In what is a major rebuke to New York City Mayor Michael Bloomberg and NYPD Commissioner Raymond Kelly, a federal judge on Monday ruled that the city's highly controversial stop-and-frisk tactics violate both the Fourth and 14th amendments. The ruling won't bring an end to the policy itself, although it will mean increased scrutiny of how New York police put it into practice. Here's the New York Times with more on the ruling:
In a decision issued on Monday, the judge, Shira A. Scheindlin, ruled that police officers have for years been systematically stopping innocent people in the street without any objective reason to suspect them of wrongdoing. Officers often frisked these people, usually young minority men, for weapons or searched their pockets for contraband, like drugs, before letting them go, according to the 195-page decision. ...

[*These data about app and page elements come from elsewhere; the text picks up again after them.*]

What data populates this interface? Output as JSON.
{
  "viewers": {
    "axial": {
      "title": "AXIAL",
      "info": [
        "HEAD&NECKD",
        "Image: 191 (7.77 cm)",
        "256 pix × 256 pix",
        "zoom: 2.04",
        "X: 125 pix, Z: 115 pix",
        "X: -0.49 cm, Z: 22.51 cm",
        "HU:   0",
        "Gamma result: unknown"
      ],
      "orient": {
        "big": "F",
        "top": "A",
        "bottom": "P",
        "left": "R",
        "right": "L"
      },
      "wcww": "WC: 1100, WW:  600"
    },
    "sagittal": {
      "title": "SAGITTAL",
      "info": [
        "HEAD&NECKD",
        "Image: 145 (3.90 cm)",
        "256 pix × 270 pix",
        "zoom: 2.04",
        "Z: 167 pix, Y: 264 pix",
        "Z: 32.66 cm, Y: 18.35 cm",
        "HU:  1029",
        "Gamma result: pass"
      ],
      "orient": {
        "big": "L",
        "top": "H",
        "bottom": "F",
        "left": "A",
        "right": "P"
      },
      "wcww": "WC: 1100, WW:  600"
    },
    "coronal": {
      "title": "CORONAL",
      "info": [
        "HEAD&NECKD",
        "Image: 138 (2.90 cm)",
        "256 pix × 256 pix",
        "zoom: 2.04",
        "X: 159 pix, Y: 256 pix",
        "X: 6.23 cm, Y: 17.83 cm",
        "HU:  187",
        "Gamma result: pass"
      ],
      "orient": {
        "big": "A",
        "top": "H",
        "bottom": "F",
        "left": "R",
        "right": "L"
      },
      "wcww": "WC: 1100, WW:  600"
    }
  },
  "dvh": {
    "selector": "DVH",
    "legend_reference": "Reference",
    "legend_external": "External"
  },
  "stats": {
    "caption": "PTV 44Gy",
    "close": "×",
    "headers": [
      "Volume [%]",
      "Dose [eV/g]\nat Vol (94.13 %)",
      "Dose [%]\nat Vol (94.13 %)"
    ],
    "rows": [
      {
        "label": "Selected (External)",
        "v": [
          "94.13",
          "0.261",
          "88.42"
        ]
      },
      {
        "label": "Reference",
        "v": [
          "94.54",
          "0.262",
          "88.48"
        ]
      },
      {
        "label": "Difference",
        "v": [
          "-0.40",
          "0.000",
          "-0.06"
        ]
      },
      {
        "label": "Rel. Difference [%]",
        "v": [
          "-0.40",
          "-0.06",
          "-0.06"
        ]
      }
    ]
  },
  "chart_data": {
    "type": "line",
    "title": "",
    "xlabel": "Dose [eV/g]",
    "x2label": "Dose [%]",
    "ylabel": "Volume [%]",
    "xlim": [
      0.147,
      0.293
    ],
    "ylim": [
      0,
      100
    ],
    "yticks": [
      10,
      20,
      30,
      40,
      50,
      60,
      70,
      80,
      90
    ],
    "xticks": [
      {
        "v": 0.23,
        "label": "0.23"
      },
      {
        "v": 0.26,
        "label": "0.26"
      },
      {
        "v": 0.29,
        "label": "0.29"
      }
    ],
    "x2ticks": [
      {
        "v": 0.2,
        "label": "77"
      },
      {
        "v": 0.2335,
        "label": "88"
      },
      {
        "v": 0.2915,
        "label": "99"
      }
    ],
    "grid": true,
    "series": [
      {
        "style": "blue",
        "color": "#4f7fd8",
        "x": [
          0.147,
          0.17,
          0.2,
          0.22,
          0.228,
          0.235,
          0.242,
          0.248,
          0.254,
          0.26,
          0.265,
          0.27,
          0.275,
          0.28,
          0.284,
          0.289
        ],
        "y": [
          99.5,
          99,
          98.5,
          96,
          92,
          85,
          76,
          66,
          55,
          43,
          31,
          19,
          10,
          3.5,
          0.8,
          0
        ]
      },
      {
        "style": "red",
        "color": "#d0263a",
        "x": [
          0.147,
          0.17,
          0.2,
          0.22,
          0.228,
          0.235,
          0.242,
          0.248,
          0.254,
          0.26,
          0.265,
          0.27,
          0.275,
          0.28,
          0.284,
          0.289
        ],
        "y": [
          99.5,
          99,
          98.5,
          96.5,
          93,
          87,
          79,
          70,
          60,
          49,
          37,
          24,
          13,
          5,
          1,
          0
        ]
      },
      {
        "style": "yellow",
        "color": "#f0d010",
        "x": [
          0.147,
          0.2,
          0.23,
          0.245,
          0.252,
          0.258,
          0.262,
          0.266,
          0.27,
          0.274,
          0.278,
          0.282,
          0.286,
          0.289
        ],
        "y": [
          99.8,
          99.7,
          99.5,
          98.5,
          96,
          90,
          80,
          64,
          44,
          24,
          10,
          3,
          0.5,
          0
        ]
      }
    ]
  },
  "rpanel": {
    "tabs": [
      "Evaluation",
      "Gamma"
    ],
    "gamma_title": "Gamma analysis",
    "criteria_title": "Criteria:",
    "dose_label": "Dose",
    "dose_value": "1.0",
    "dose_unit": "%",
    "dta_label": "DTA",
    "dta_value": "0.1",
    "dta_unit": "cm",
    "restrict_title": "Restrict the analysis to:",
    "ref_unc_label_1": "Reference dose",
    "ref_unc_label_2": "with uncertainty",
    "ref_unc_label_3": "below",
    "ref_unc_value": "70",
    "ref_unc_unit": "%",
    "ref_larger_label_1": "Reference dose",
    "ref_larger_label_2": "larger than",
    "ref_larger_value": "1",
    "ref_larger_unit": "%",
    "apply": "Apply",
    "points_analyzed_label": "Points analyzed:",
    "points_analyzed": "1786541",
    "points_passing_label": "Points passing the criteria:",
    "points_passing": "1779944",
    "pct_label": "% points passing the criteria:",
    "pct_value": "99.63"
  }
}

To fix the constitutional violations, Judge Scheindlin of Federal District Court in Manhattan said she intended to designate an outside lawyer, Peter L. Zimroth, to monitor the Police Department’s compliance with the Constitution. The decision to install Mr. Zimroth, a partner in the New York office of Arnold & Porter, LLP, and a former corporation counsel and prosecutor in the Manhattan district attorney’s office, will leave the department under a degree of judicial control that is certain to shape the policing strategies under the next mayor.
The NYPD used the tactic more than 4 million times between 2004 and 2012, the vast majority of which targeted blacks and Hispanics. "The City’s highest officials have turned a blind eye to the evidence that officers are conducting stops in a racially discriminatory manner," the judge wrote. "In their zeal to defend a policy that they believe to be effective, they have willfully ignored overwhelming proof that the policy of targeting ‘the right people’ is racially discriminatory and therefore violates the United States Constitution."
Bloomberg and Kelly have adamantly defended the policy in the face of growing complaints, arguing that the policy is based on a "rock-solid legal and constitutional foundation" and that, perhaps more importantly in their eyes, the tactics played a major role in curbing crime in New York City. In her ruling, Scheindlin made it clear that the latter had no relevance as far as she was concerned. "Many police practices may be useful for fighting crime — preventive detention or coerced confessions, for example," she wrote, "but because they are unconstitutional they cannot be used, no matter how effective."
Correction, Monday, August 12: An earlier version of this post ran under an incorrect headline that wrongly suggested that the judge ruled that the city's "stop-and-frisk" policy unconstitutional. The judge ruled that the tactics used by the NYPD violate New Yorkers' constitutional rights, but did not order an end to the program.
This post has been updated for clarity.